> _ABOUT THIS EXERCISE_
All of the data should be given again word for word, though the images are to be left out.

Dataset entries
::::::::
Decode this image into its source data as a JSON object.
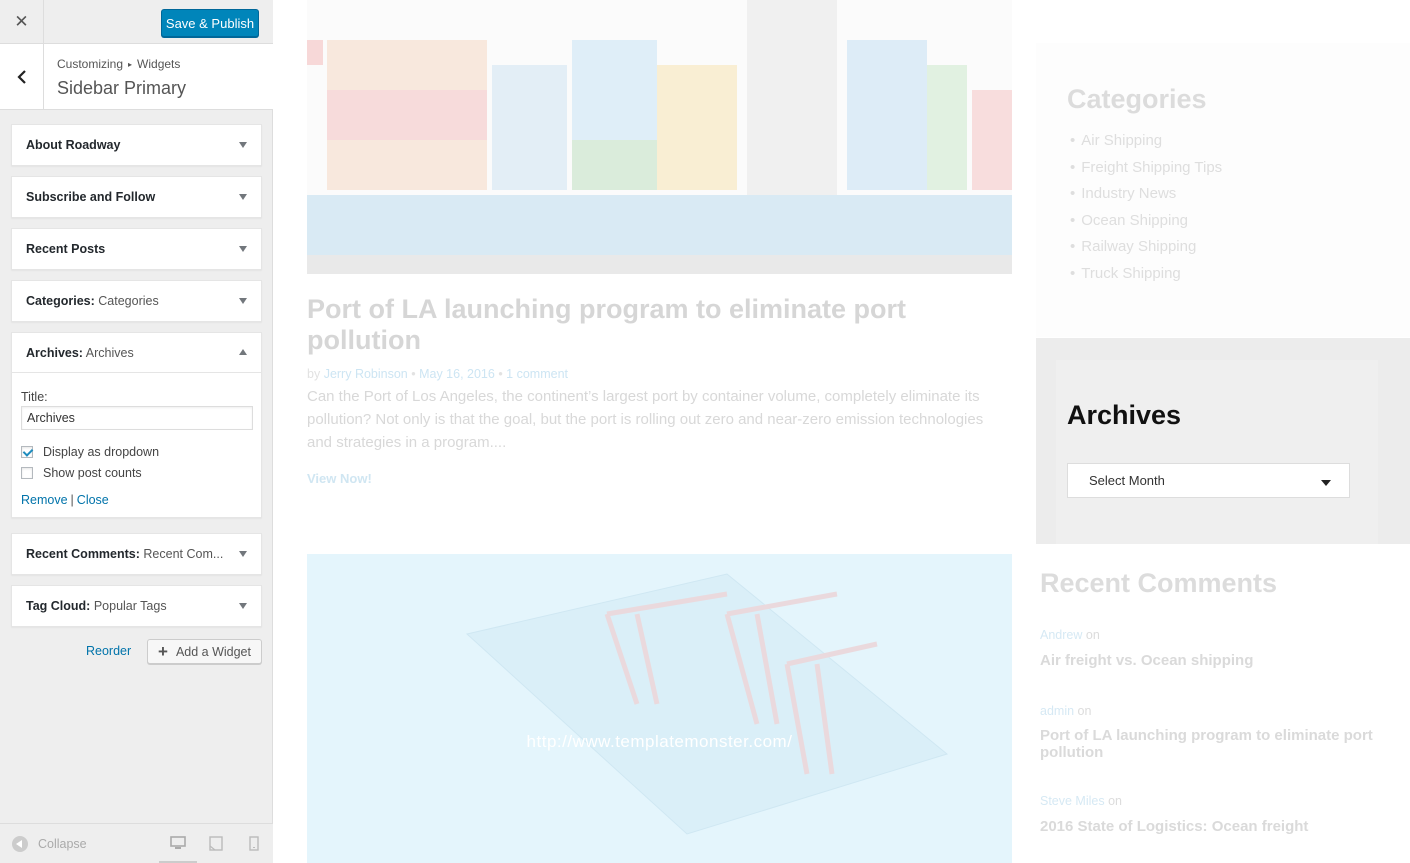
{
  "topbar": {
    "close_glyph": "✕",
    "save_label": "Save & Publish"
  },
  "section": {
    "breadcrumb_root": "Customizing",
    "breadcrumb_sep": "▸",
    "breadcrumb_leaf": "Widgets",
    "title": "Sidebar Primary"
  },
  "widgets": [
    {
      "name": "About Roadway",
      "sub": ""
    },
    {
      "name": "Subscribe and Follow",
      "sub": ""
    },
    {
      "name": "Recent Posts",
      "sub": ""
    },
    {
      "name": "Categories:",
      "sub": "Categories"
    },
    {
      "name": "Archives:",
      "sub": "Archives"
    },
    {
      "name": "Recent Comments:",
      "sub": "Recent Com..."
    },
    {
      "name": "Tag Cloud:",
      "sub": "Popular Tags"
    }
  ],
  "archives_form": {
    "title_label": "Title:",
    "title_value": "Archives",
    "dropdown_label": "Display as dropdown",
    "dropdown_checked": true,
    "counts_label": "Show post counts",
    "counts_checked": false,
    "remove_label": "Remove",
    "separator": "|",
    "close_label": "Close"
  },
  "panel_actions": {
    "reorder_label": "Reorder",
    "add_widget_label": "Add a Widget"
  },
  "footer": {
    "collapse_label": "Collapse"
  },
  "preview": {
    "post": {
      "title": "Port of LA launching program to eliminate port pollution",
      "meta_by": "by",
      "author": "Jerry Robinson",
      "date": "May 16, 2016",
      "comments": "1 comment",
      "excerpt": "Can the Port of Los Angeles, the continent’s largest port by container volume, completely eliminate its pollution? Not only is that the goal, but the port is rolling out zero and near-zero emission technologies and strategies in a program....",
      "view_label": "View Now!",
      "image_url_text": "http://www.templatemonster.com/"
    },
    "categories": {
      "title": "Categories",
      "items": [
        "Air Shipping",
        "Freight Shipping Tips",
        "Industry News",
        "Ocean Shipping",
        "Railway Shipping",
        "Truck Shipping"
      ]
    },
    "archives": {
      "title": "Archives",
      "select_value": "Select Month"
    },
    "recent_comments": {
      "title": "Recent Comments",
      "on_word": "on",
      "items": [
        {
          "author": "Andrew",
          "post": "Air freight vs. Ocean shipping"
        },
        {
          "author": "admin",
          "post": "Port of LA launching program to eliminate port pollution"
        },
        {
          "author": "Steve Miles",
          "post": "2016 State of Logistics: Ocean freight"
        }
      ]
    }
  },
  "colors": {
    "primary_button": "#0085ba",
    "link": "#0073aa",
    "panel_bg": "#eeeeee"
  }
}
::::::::
> _REPLY TO THE EXERCISE_
Decode this image into its source data as a JSON object.
{
  "topbar": {
    "close_glyph": "✕",
    "save_label": "Save & Publish"
  },
  "section": {
    "breadcrumb_root": "Customizing",
    "breadcrumb_sep": "▸",
    "breadcrumb_leaf": "Widgets",
    "title": "Sidebar Primary"
  },
  "widgets": [
    {
      "name": "About Roadway",
      "sub": ""
    },
    {
      "name": "Subscribe and Follow",
      "sub": ""
    },
    {
      "name": "Recent Posts",
      "sub": ""
    },
    {
      "name": "Categories:",
      "sub": "Categories"
    },
    {
      "name": "Archives:",
      "sub": "Archives"
    },
    {
      "name": "Recent Comments:",
      "sub": "Recent Com..."
    },
    {
      "name": "Tag Cloud:",
      "sub": "Popular Tags"
    }
  ],
  "archives_form": {
    "title_label": "Title:",
    "title_value": "Archives",
    "dropdown_label": "Display as dropdown",
    "dropdown_checked": true,
    "counts_label": "Show post counts",
    "counts_checked": false,
    "remove_label": "Remove",
    "separator": "|",
    "close_label": "Close"
  },
  "panel_actions": {
    "reorder_label": "Reorder",
    "add_widget_label": "Add a Widget"
  },
  "footer": {
    "collapse_label": "Collapse"
  },
  "preview": {
    "post": {
      "title": "Port of LA launching program to eliminate port pollution",
      "meta_by": "by",
      "author": "Jerry Robinson",
      "date": "May 16, 2016",
      "comments": "1 comment",
      "excerpt": "Can the Port of Los Angeles, the continent’s largest port by container volume, completely eliminate its pollution? Not only is that the goal, but the port is rolling out zero and near-zero emission technologies and strategies in a program....",
      "view_label": "View Now!",
      "image_url_text": "http://www.templatemonster.com/"
    },
    "categories": {
      "title": "Categories",
      "items": [
        "Air Shipping",
        "Freight Shipping Tips",
        "Industry News",
        "Ocean Shipping",
        "Railway Shipping",
        "Truck Shipping"
      ]
    },
    "archives": {
      "title": "Archives",
      "select_value": "Select Month"
    },
    "recent_comments": {
      "title": "Recent Comments",
      "on_word": "on",
      "items": [
        {
          "author": "Andrew",
          "post": "Air freight vs. Ocean shipping"
        },
        {
          "author": "admin",
          "post": "Port of LA launching program to eliminate port pollution"
        },
        {
          "author": "Steve Miles",
          "post": "2016 State of Logistics: Ocean freight"
        }
      ]
    }
  },
  "colors": {
    "primary_button": "#0085ba",
    "link": "#0073aa",
    "panel_bg": "#eeeeee"
  }
}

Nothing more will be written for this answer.